I was just doing a search of write ups on The President's Hat, but alas, the American media is still slow to discover this book. Hey folks,you could help break this. Instead, I've found all the American event listings, the British reviews, and a lot of bloggers. Typical is this listing in Backlight Books, who wrote: "I'll admit the idea of some 'thing' being used as a mechanism to change a character's life is nothing new, but this book translated from it's native French was really engaging (even if it does sag slightly in the middle) and the slight twist at the end made this book just lovely and a thoroughly entertaining read."
One of the things that is interesting is that most of the bloggers are anonymous. Would I follow an anonymous reviewer regularly? I don't think I would, but I'm curious to know how others feel.
1. Heroes in the Night, by Tea Krulos
2. Are You Living or Existing?, by Kimanzi Constable
3. Contagious Optimism, by David Mezzapelle
4. Wild, by Cheryl Strayed
5. Milwaukee At Water's Edge, by Tom Pilarzyk (event on Tuesday, October 15)
It looks like a clean sweep for past and future hosted authors at Boswell.
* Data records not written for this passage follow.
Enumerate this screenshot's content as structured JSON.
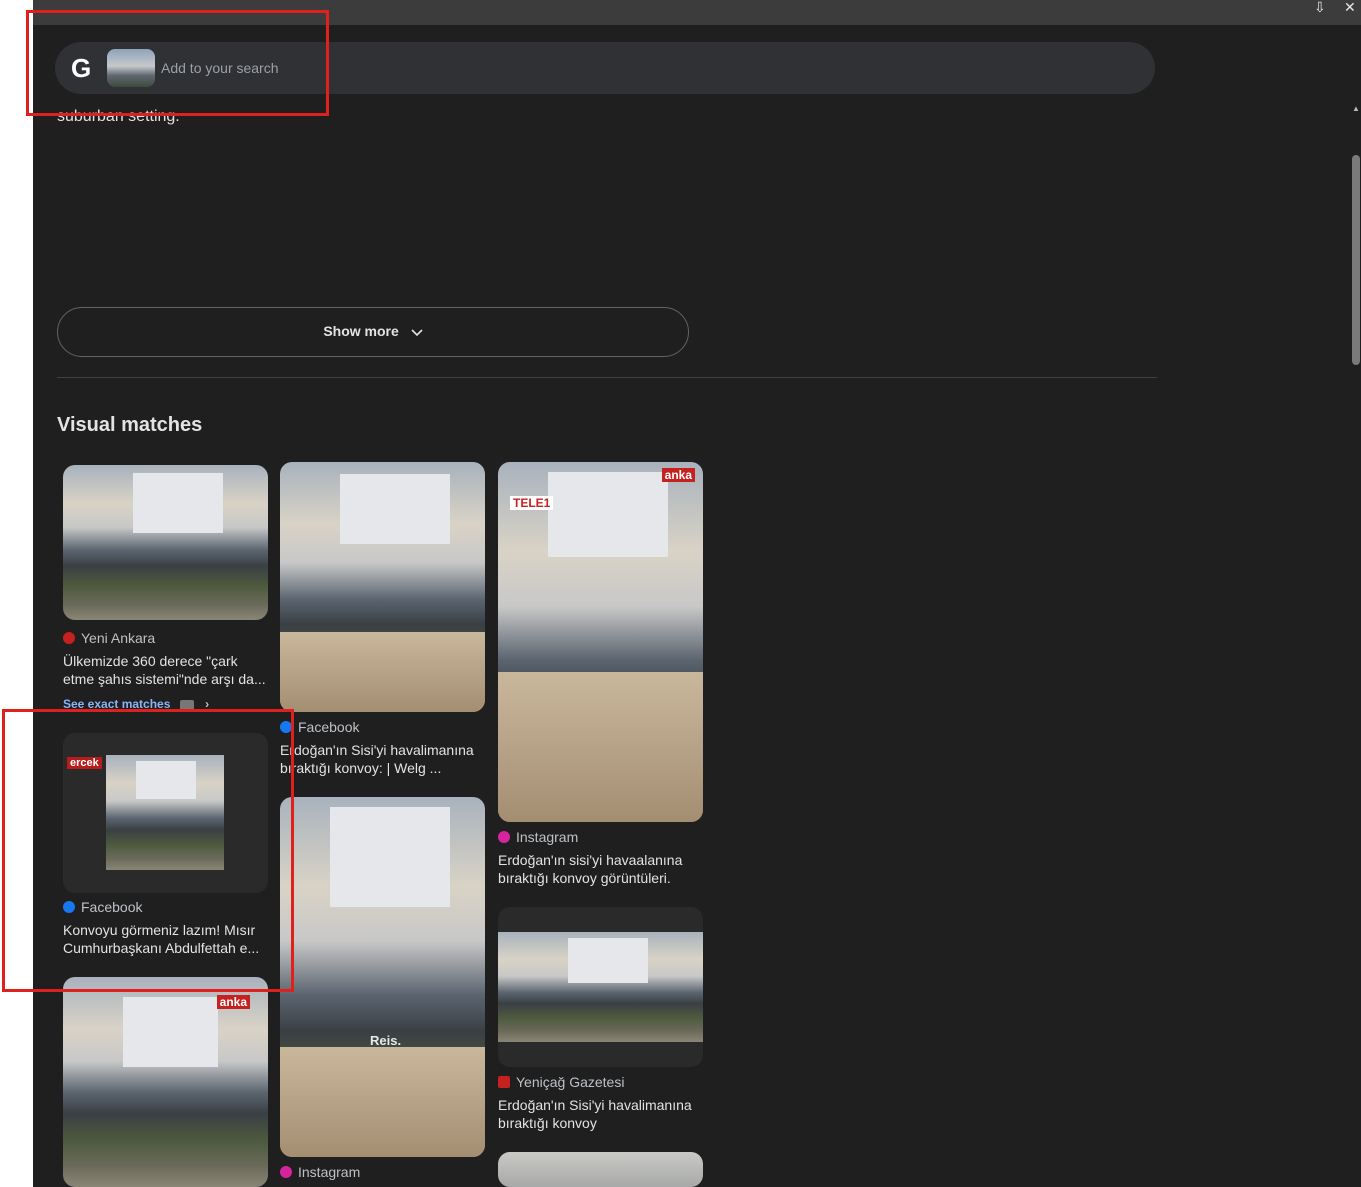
{
  "window": {
    "pin_label": "⇩",
    "close_label": "✕"
  },
  "search": {
    "logo_text": "G",
    "placeholder": "Add to your search"
  },
  "description": {
    "cut_text": "suburban setting."
  },
  "show_more": {
    "label": "Show more"
  },
  "visual_matches": {
    "title": "Visual matches",
    "cards": [
      {
        "source": "Yeni Ankara",
        "caption": "Ülkemizde 360 derece \"çark etme şahıs sistemi\"nde arşı da...",
        "exact_link": "See exact matches",
        "icon_color": "#c5221f"
      },
      {
        "source": "Facebook",
        "caption": "Erdoğan'ın Sisi'yi havalimanına bıraktığı konvoy: | Welg ...",
        "icon_color": "#1877f2"
      },
      {
        "source": "Instagram",
        "caption": "Erdoğan'ın sisi'yi havaalanına bıraktığı konvoy görüntüleri.",
        "icon_color": "#d6249f",
        "overlay": "TELE1",
        "watermark": "anka"
      },
      {
        "source": "Facebook",
        "caption": "Konvoyu görmeniz lazım! Mısır Cumhurbaşkanı Abdulfettah e...",
        "icon_color": "#1877f2",
        "overlay": "ercek"
      },
      {
        "source": "Instagram",
        "caption": "",
        "icon_color": "#d6249f",
        "watermark": "Reis."
      },
      {
        "source": "Yeniçağ Gazetesi",
        "caption": "Erdoğan'ın Sisi'yi havalimanına bıraktığı konvoy",
        "icon_color": "#c5221f"
      },
      {
        "source": "",
        "caption": "",
        "watermark": "anka"
      }
    ]
  }
}
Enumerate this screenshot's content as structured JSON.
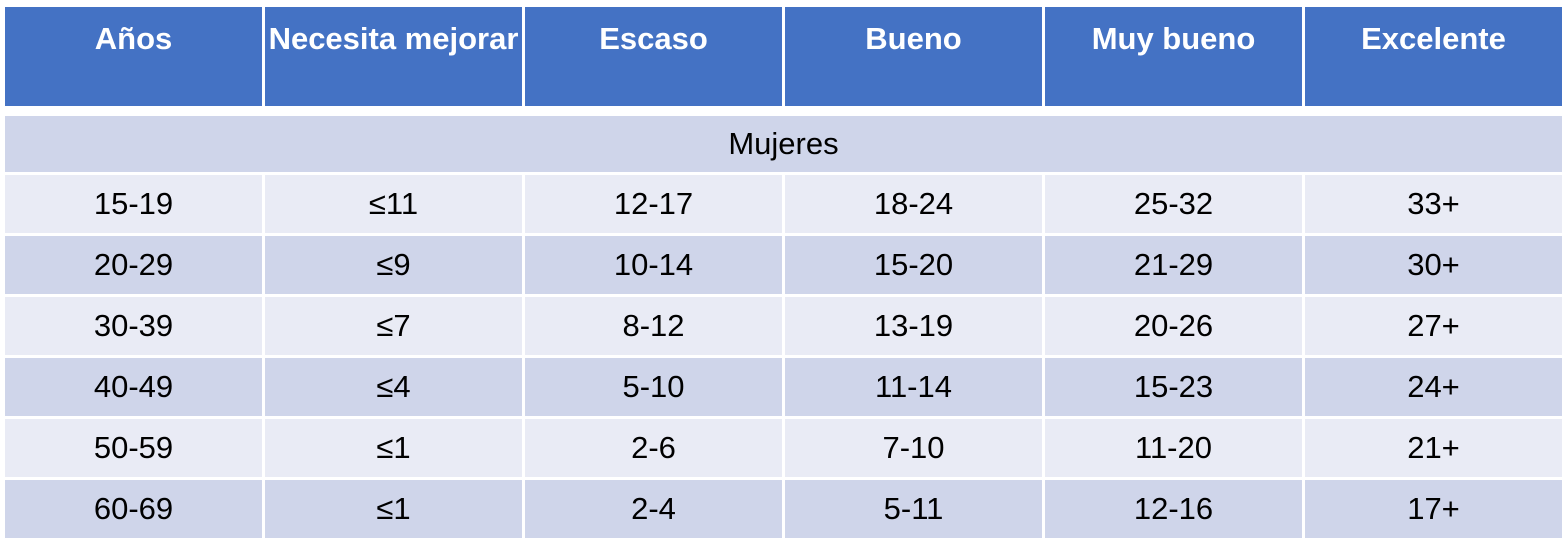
{
  "table": {
    "headers": [
      "Años",
      "Necesita mejorar",
      "Escaso",
      "Bueno",
      "Muy bueno",
      "Excelente"
    ],
    "section_label": "Mujeres",
    "rows": [
      [
        "15-19",
        "≤11",
        "12-17",
        "18-24",
        "25-32",
        "33+"
      ],
      [
        "20-29",
        "≤9",
        "10-14",
        "15-20",
        "21-29",
        "30+"
      ],
      [
        "30-39",
        "≤7",
        "8-12",
        "13-19",
        "20-26",
        "27+"
      ],
      [
        "40-49",
        "≤4",
        "5-10",
        "11-14",
        "15-23",
        "24+"
      ],
      [
        "50-59",
        "≤1",
        "2-6",
        "7-10",
        "11-20",
        "21+"
      ],
      [
        "60-69",
        "≤1",
        "2-4",
        "5-11",
        "12-16",
        "17+"
      ]
    ]
  },
  "colors": {
    "header_bg": "#4472c4",
    "band_dark": "#cfd5ea",
    "band_light": "#e9ebf5"
  }
}
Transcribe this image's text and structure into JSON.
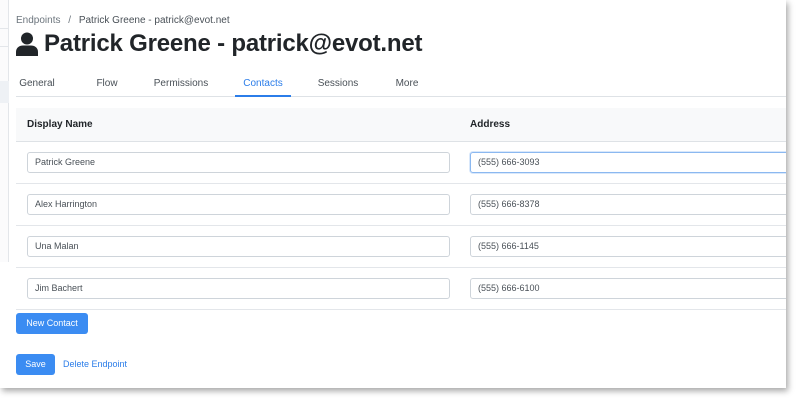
{
  "breadcrumb": {
    "parent": "Endpoints",
    "separator": "/",
    "current": "Patrick Greene - patrick@evot.net"
  },
  "page": {
    "title": "Patrick Greene - patrick@evot.net",
    "title_icon": "user-icon"
  },
  "tabs": [
    {
      "label": "General",
      "active": false
    },
    {
      "label": "Flow",
      "active": false
    },
    {
      "label": "Permissions",
      "active": false
    },
    {
      "label": "Contacts",
      "active": true
    },
    {
      "label": "Sessions",
      "active": false
    },
    {
      "label": "More",
      "active": false
    }
  ],
  "contacts_table": {
    "columns": [
      "Display Name",
      "Address"
    ],
    "rows": [
      {
        "display_name": "Patrick Greene",
        "address": "(555) 666-3093"
      },
      {
        "display_name": "Alex Harrington",
        "address": "(555) 666-8378"
      },
      {
        "display_name": "Una Malan",
        "address": "(555) 666-1145"
      },
      {
        "display_name": "Jim Bachert",
        "address": "(555) 666-6100"
      }
    ]
  },
  "actions": {
    "new_contact": "New Contact",
    "save": "Save",
    "delete_endpoint": "Delete Endpoint"
  },
  "colors": {
    "accent": "#2b7de9",
    "button": "#3b8cf2",
    "header_bg": "#f8f9fa"
  }
}
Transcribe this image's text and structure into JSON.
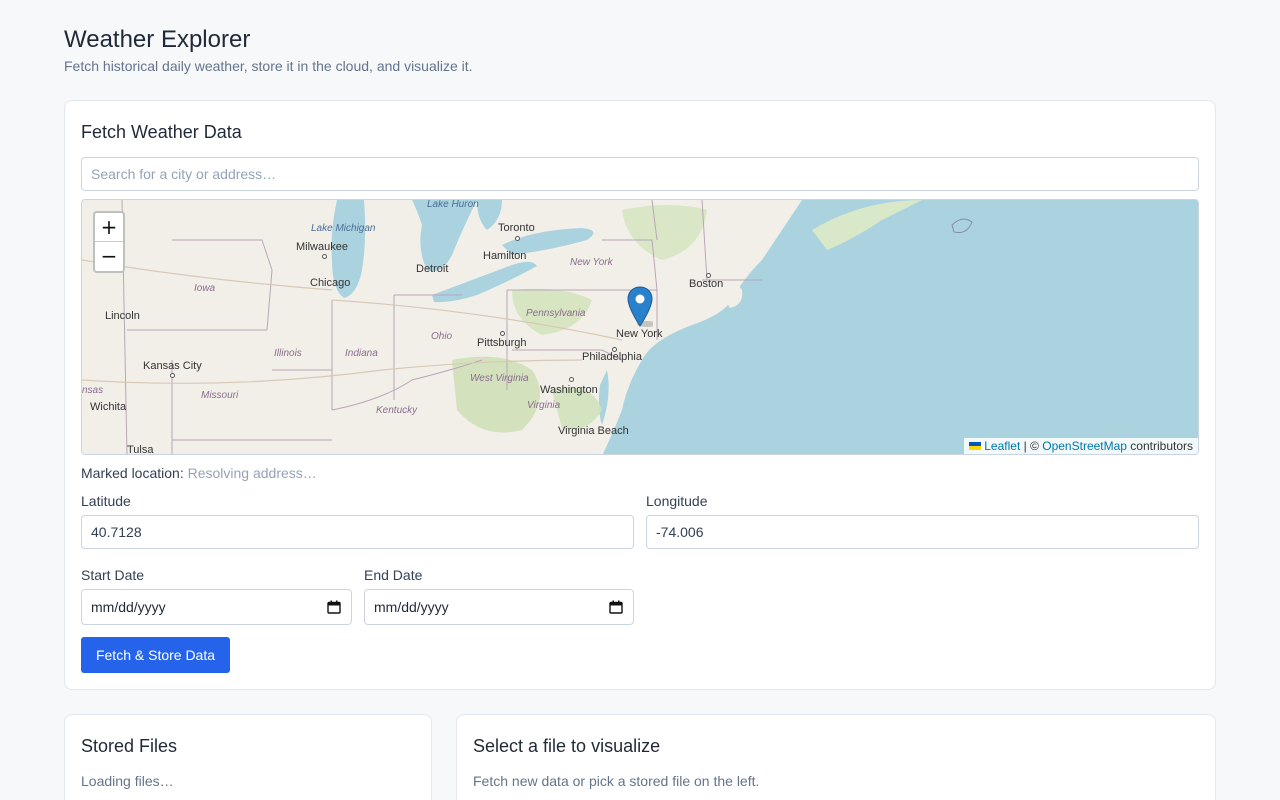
{
  "header": {
    "title": "Weather Explorer",
    "subtitle": "Fetch historical daily weather, store it in the cloud, and visualize it."
  },
  "fetch_card": {
    "title": "Fetch Weather Data",
    "search_placeholder": "Search for a city or address…",
    "map": {
      "zoom_in": "+",
      "zoom_out": "−",
      "attribution_leaflet": "Leaflet",
      "attribution_sep": " | © ",
      "attribution_osm": "OpenStreetMap",
      "attribution_tail": " contributors",
      "cities": [
        "Milwaukee",
        "Chicago",
        "Detroit",
        "Toronto",
        "Hamilton",
        "Boston",
        "New York",
        "Philadelphia",
        "Pittsburgh",
        "Washington",
        "Virginia Beach",
        "Lincoln",
        "Kansas City",
        "Wichita",
        "Tulsa"
      ],
      "regions": [
        "Iowa",
        "Illinois",
        "Indiana",
        "Ohio",
        "Pennsylvania",
        "New York",
        "West Virginia",
        "Virginia",
        "Kentucky",
        "Missouri",
        "nsas"
      ],
      "waters": [
        "Lake Michigan",
        "Lake Huron"
      ]
    },
    "marked_label": "Marked location:",
    "marked_status": "Resolving address…",
    "latitude_label": "Latitude",
    "latitude_value": "40.7128",
    "longitude_label": "Longitude",
    "longitude_value": "-74.006",
    "start_label": "Start Date",
    "start_placeholder": "mm/dd/yyyy",
    "end_label": "End Date",
    "end_placeholder": "mm/dd/yyyy",
    "submit_label": "Fetch & Store Data"
  },
  "stored_files": {
    "title": "Stored Files",
    "status": "Loading files…"
  },
  "visualize": {
    "title": "Select a file to visualize",
    "hint": "Fetch new data or pick a stored file on the left."
  },
  "colors": {
    "primary": "#2563eb",
    "water": "#aad3df",
    "land": "#f2efe9",
    "marker": "#2a81cb"
  }
}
Mr. Krulos launched Heroes in the Night on Friday, with special guest The Watchman, while Mezzapelle and Constable shared the podium on Tuesday. Krulos will appear at Common Good Books in St. Paul with real life superheroes Razorhawk and Geist on Monday, October 20. More on their blog.
Hardcover Books for Kids:
1. Steelheart, by Brandon Sanderson
2. Desmond Pucket Makes Monster Magic, by Mark Tatulli
3. Bugs in My Hair!, by David Shannon
4. Fly Guy and the Frankenfly, by Tedd Arnold
5. Vordak #2: Rule the School, by Scott Seegert and John Martin
6. Vordak #1: How to Grow Up and Rule the World, by Scott Seegert and John Martin
7. Vordak #3: Double Trouble, by Scott Seegert and John Martin
8. Vordak #4: Time Travel Trouble, by Scott Seegert and John Martin
9. No, David, by David Shannon
10. House of Hades, by Rick Riordan
Had we not been packed with school events this week, House of Hades would have been a strong #1. Amie noticed that our sales the first day matched the first week of sales for the previous book. Rick Riordan's books got a shout out from none other than Monica (The Stud Book) Drake, who talked about reading them as a family at her joint event with Chuck Palahniuk at the UWM Union.
Paperback Books for Kids:
1. Fly Guy Presents Sharks, by Tedd Arnold
2. Parts, by Tedd Arnold
3. Keeper of Lost Cities, by Shannon Messenger
4. Found, by Margaret Peterson Haddix
5. Tangerine, by Edward Bloor
There was no public event for Tedd Arnold, but needless to say, there was a lot of interest from school kids. Of his newest, Fly Guy and the Frankenfly, Booklist says "Beginning readers will appreciate the vibrant art and simple text. Once again, Arnold takes a fresh approach to the theme of boy-and-his-pet affection that unifies the Fly Guy series."
One thing we've seen pretty successful with kids' authors is something we've been doing in the store for adults-tag teaming a new author with an established one. A few weeks ago C. Desir opened for Ellen Hopkins and this week at schools and the Oak Creek Library, Shannon Messenger appeared with Margaret Peterson Haddix. I spoke to her about this at the Heartland Fall Forum beforehand. She was giddy! The experiment worked--we sold a lot of Messenger's new Keeper of Lost Cities series.
In the Journal Sentinel, Martin Levin comments on Alice Munro's recently received Nobel Prize. "Munro is the first Canadian — unless you count Saul Bellow, and he himself wouldn't; this most American of American writers left Canada when he was 9 — to win literature's ultimate prize. And that has to make a difference, n'est-ce pas?"